Abstract

Background: This article describes facial reanimation using the transfer of the trigeminal motor nerve branch of the masseter muscle (masseter nerve) to the facial nerve (masseter-to-facial nerve transfer). Methods: A retrospective review was performed of 10 consecutive facial paralysis patients treated with a masseter-to-facial nerve transfer for reanimation of the midface and perioral region over a 7-year period. Patients were evaluated with physical examination, direct measurement of commissure excursion, and video analysis. Results: All patients regained oral competence, good resting tone, and a smile, with a vector and strength comparable to those of the normal side. Motion developed an average of 5.6 months after masseter-to-facial nerve transfer, with 40 percent of patients developing an effortless smile by postoperative month 19. Conclusions: The masseter-to-facial nerve transfer is an effective method for reanimation of the midface and perioral region in a select group of facial paralysis patients. The technique is advocated for its limited donor-site morbidity, avoidance of interposition nerve grafts, and potential for cerebral adaptation, producing a strong, potentially effortless smile.
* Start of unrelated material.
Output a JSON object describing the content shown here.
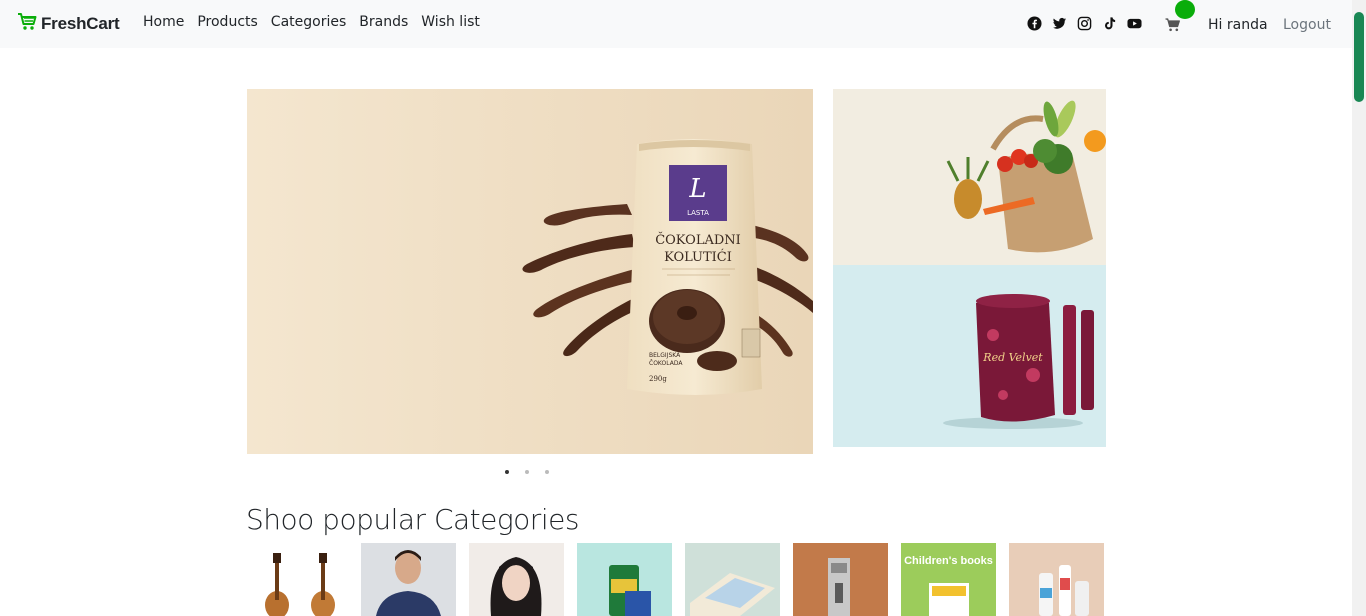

Original languageEnglish (US)
Pages (from-to)1909-1915
Number of pages7
JournalPlastic and Reconstructive Surgery
Volume127
Issue number5
DOIs
StatePublished - May 2011

ASJC Scopus subject areas

  • Surgery

Fingerprint Dive into the research topics of 'Facial reanimation using the masseter-to-facial nerve transfer'. Together they form a unique fingerprint.

Cite this